TASK INPUTS —
#####
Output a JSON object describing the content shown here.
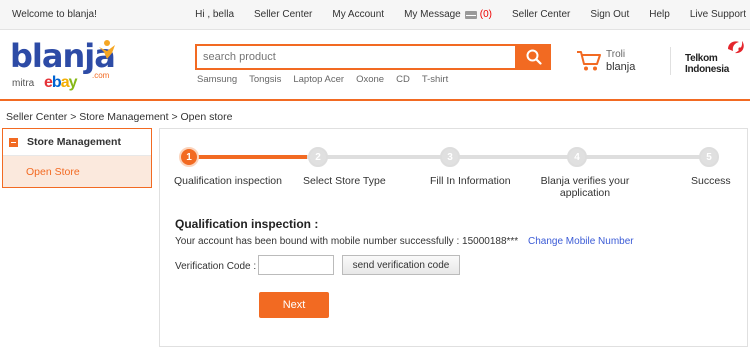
{
  "topbar": {
    "welcome": "Welcome to blanja!",
    "greeting": "Hi , bella",
    "seller_center": "Seller Center",
    "my_account": "My Account",
    "my_message": "My Message",
    "message_count": "(0)",
    "seller_center_2": "Seller Center",
    "sign_out": "Sign Out",
    "help": "Help",
    "live_support": "Live Support"
  },
  "header": {
    "logo": {
      "brand": "blanja",
      "mitra": "mitra",
      "ebay": "ebay",
      "com": ".com"
    },
    "search": {
      "placeholder": "search product"
    },
    "hotwords": [
      "Samsung",
      "Tongsis",
      "Laptop Acer",
      "Oxone",
      "CD",
      "T-shirt"
    ],
    "cart": {
      "line1": "Troli",
      "line2": "blanja"
    },
    "partner": {
      "line1": "Telkom",
      "line2": "Indonesia"
    }
  },
  "breadcrumb": "Seller Center > Store Management > Open store",
  "sidebar": {
    "heading": "Store Management",
    "items": [
      {
        "label": "Open Store"
      }
    ]
  },
  "steps": [
    {
      "num": "1",
      "label": "Qualification inspection"
    },
    {
      "num": "2",
      "label": "Select Store Type"
    },
    {
      "num": "3",
      "label": "Fill In Information"
    },
    {
      "num": "4",
      "label": "Blanja verifies your application"
    },
    {
      "num": "5",
      "label": "Success"
    }
  ],
  "form": {
    "title": "Qualification inspection :",
    "bound_text": "Your account has been bound with mobile number successfully : 15000188***",
    "change_link": "Change Mobile Number",
    "verification_label": "Verification Code :",
    "verification_value": "",
    "send_button": "send verification code",
    "next_button": "Next"
  },
  "colors": {
    "accent": "#f26a22",
    "brand_blue": "#2d4ba6",
    "link": "#3b5bd6"
  },
  "icons": {
    "search": "search-icon",
    "cart": "cart-icon",
    "mail": "mail-icon",
    "collapse": "minus-icon"
  }
}
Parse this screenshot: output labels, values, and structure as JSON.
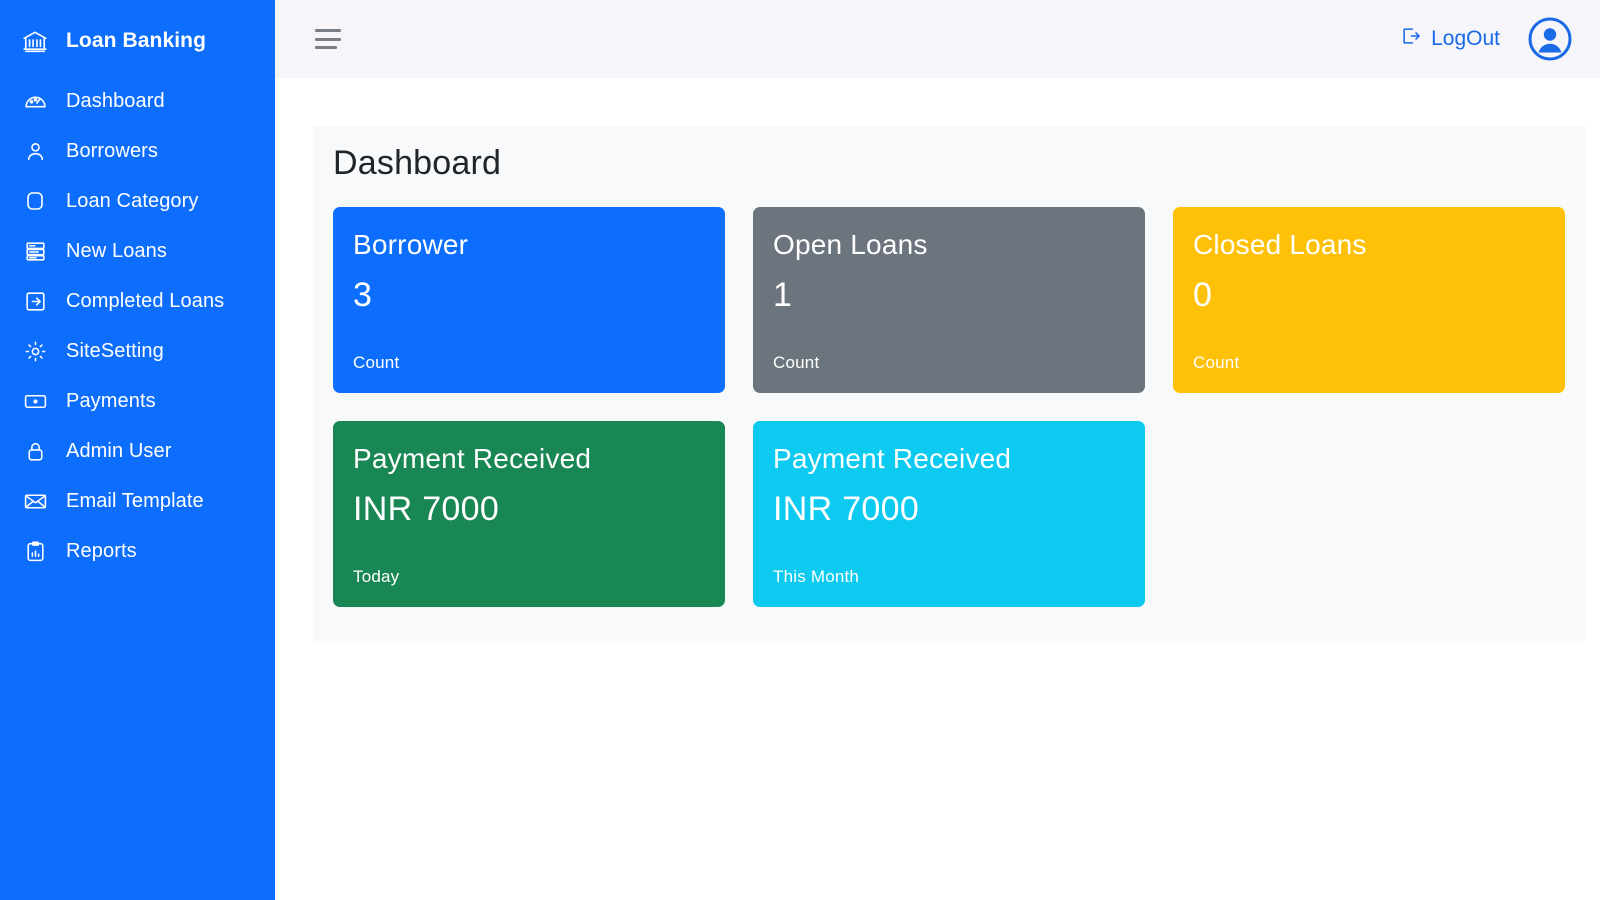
{
  "sidebar": {
    "brand": {
      "label": "Loan Banking",
      "icon": "bank-icon"
    },
    "items": [
      {
        "label": "Dashboard",
        "icon": "speedometer-icon"
      },
      {
        "label": "Borrowers",
        "icon": "person-icon"
      },
      {
        "label": "Loan Category",
        "icon": "rounded-square-icon"
      },
      {
        "label": "New Loans",
        "icon": "server-stack-icon"
      },
      {
        "label": "Completed Loans",
        "icon": "box-arrow-right-icon"
      },
      {
        "label": "SiteSetting",
        "icon": "gear-icon"
      },
      {
        "label": "Payments",
        "icon": "cash-icon"
      },
      {
        "label": "Admin User",
        "icon": "lock-icon"
      },
      {
        "label": "Email Template",
        "icon": "envelope-icon"
      },
      {
        "label": "Reports",
        "icon": "clipboard-chart-icon"
      }
    ]
  },
  "topbar": {
    "menu_toggle": "hamburger-icon",
    "logout_label": "LogOut",
    "logout_icon": "box-arrow-right-icon",
    "avatar_icon": "user-circle-icon"
  },
  "page": {
    "title": "Dashboard"
  },
  "cards": [
    {
      "title": "Borrower",
      "value": "3",
      "footer": "Count",
      "color": "#0d6efd"
    },
    {
      "title": "Open Loans",
      "value": "1",
      "footer": "Count",
      "color": "#6c757d"
    },
    {
      "title": "Closed Loans",
      "value": "0",
      "footer": "Count",
      "color": "#ffc107"
    },
    {
      "title": "Payment Received",
      "value": "INR 7000",
      "footer": "Today",
      "color": "#198754"
    },
    {
      "title": "Payment Received",
      "value": "INR 7000",
      "footer": "This Month",
      "color": "#0dcaf0"
    }
  ],
  "colors": {
    "sidebar": "#0d6efd",
    "topbar": "#f5f5fa",
    "panel": "#f8f9fa",
    "accent": "#1a6ae8"
  }
}
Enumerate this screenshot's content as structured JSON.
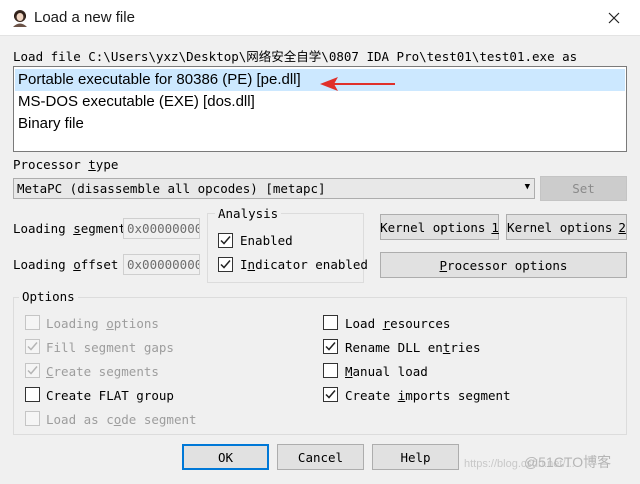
{
  "window": {
    "title": "Load a new file",
    "icon": "ida-icon"
  },
  "load_file_label": "Load file C:\\Users\\yxz\\Desktop\\网络安全自学\\0807 IDA Pro\\test01\\test01.exe as",
  "file_types": [
    "Portable executable for 80386 (PE) [pe.dll]",
    "MS-DOS executable (EXE) [dos.dll]",
    "Binary file"
  ],
  "selected_file_type": 0,
  "processor": {
    "label": "Processor type",
    "value": "MetaPC (disassemble all opcodes) [metapc]",
    "set_button": "Set"
  },
  "segments": {
    "loading_segment_label": "Loading segment",
    "loading_segment_value": "0x00000000",
    "loading_offset_label": "Loading offset",
    "loading_offset_value": "0x00000000"
  },
  "analysis": {
    "legend": "Analysis",
    "enabled_label": "Enabled",
    "enabled_checked": true,
    "indicator_label": "Indicator enabled",
    "indicator_checked": true
  },
  "buttons": {
    "kernel_options_1": "Kernel options 1",
    "kernel_options_2": "Kernel options 2",
    "processor_options": "Processor options",
    "ok": "OK",
    "cancel": "Cancel",
    "help": "Help"
  },
  "options": {
    "legend": "Options",
    "left": [
      {
        "label": "Loading options",
        "checked": false,
        "enabled": false
      },
      {
        "label": "Fill segment gaps",
        "checked": true,
        "enabled": false
      },
      {
        "label": "Create segments",
        "checked": true,
        "enabled": false
      },
      {
        "label": "Create FLAT group",
        "checked": false,
        "enabled": true
      },
      {
        "label": "Load as code segment",
        "checked": false,
        "enabled": false
      }
    ],
    "right": [
      {
        "label": "Load resources",
        "checked": false,
        "enabled": true
      },
      {
        "label": "Rename DLL entries",
        "checked": true,
        "enabled": true
      },
      {
        "label": "Manual load",
        "checked": false,
        "enabled": true
      },
      {
        "label": "Create imports segment",
        "checked": true,
        "enabled": true
      }
    ]
  },
  "watermark": {
    "text": "https://blog.csdn.net/...",
    "logo": "@51CTO博客"
  },
  "colors": {
    "selection": "#cce8ff",
    "arrow": "#e0302a",
    "default_button_border": "#0078d7"
  }
}
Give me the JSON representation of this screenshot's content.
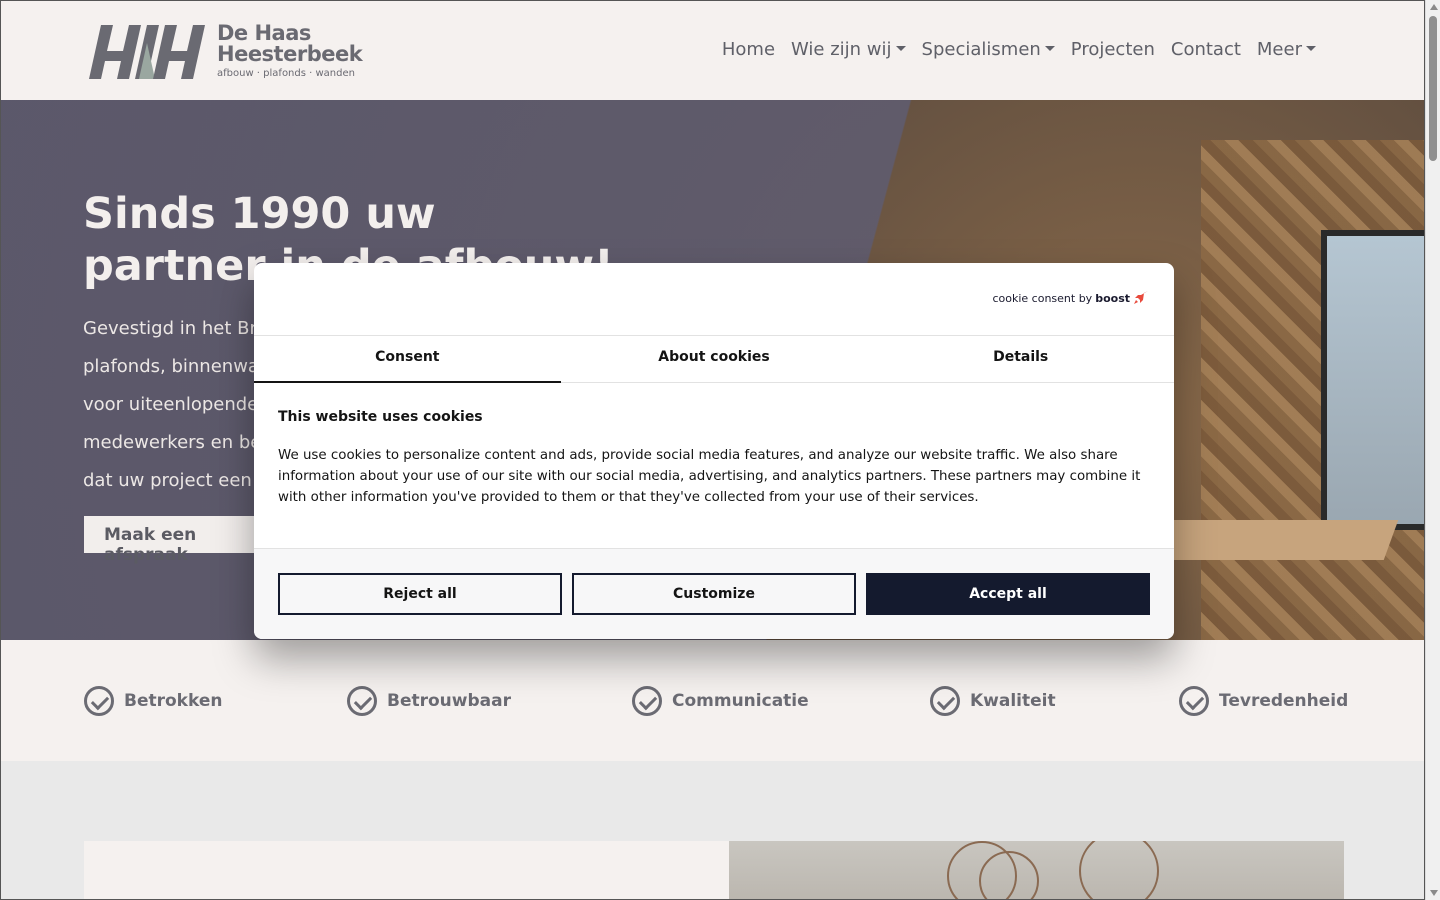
{
  "header": {
    "logo_name_line1": "De Haas",
    "logo_name_line2": "Heesterbeek",
    "logo_tagline": "afbouw · plafonds · wanden",
    "nav": [
      {
        "label": "Home"
      },
      {
        "label": "Wie zijn wij",
        "dropdown": true
      },
      {
        "label": "Specialismen",
        "dropdown": true
      },
      {
        "label": "Projecten"
      },
      {
        "label": "Contact"
      },
      {
        "label": "Meer",
        "dropdown": true
      }
    ]
  },
  "hero": {
    "title_line1": "Sinds 1990 uw",
    "title_line2": "partner in de afbouw!",
    "text_lines": [
      "Gevestigd in het Br",
      "plafonds, binnenwa",
      "voor uiteenlopende",
      "medewerkers en be",
      "dat uw project een"
    ],
    "cta_label": "Maak een afspraak"
  },
  "values": [
    {
      "label": "Betrokken"
    },
    {
      "label": "Betrouwbaar"
    },
    {
      "label": "Communicatie"
    },
    {
      "label": "Kwaliteit"
    },
    {
      "label": "Tevredenheid"
    }
  ],
  "cookie": {
    "brand_prefix": "cookie consent by",
    "brand_name": "boost",
    "tabs": [
      {
        "label": "Consent",
        "active": true
      },
      {
        "label": "About cookies",
        "active": false
      },
      {
        "label": "Details",
        "active": false
      }
    ],
    "heading": "This website uses cookies",
    "body": "We use cookies to personalize content and ads, provide social media features, and analyze our website traffic. We also share information about your use of our site with our social media, advertising, and analytics partners. These partners may combine it with other information you've provided to them or that they've collected from your use of their services.",
    "buttons": {
      "reject": "Reject all",
      "customize": "Customize",
      "accept": "Accept all"
    }
  },
  "colors": {
    "brand_gray": "#6a6a72",
    "accent_navy": "#141a2e",
    "page_bg": "#f5f1ef"
  }
}
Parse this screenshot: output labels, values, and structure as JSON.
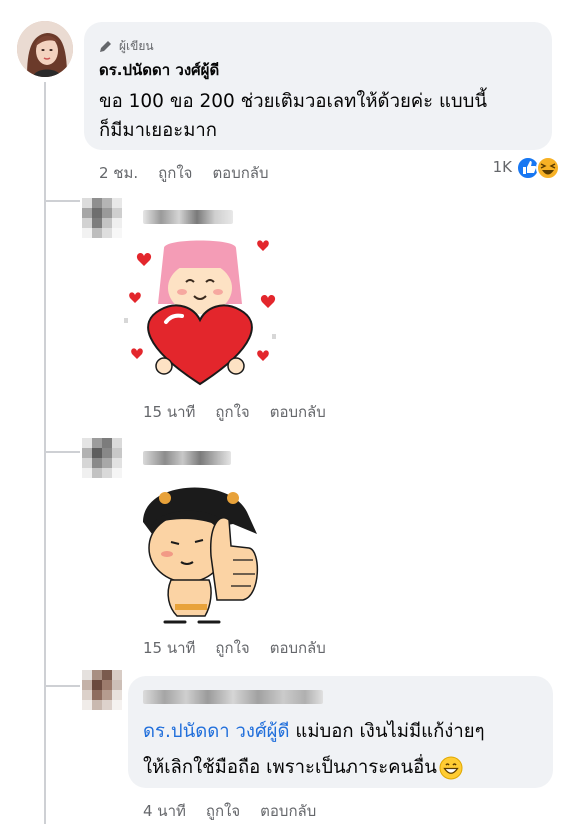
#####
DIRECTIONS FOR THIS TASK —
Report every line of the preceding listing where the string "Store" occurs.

SOLUTION TO THIS TASK —
  "breadcrumb": "Seller Center > Store Management > Open store",
    "heading": "Store Management",
        "label": "Open Store"
      "label": "Select Store Type"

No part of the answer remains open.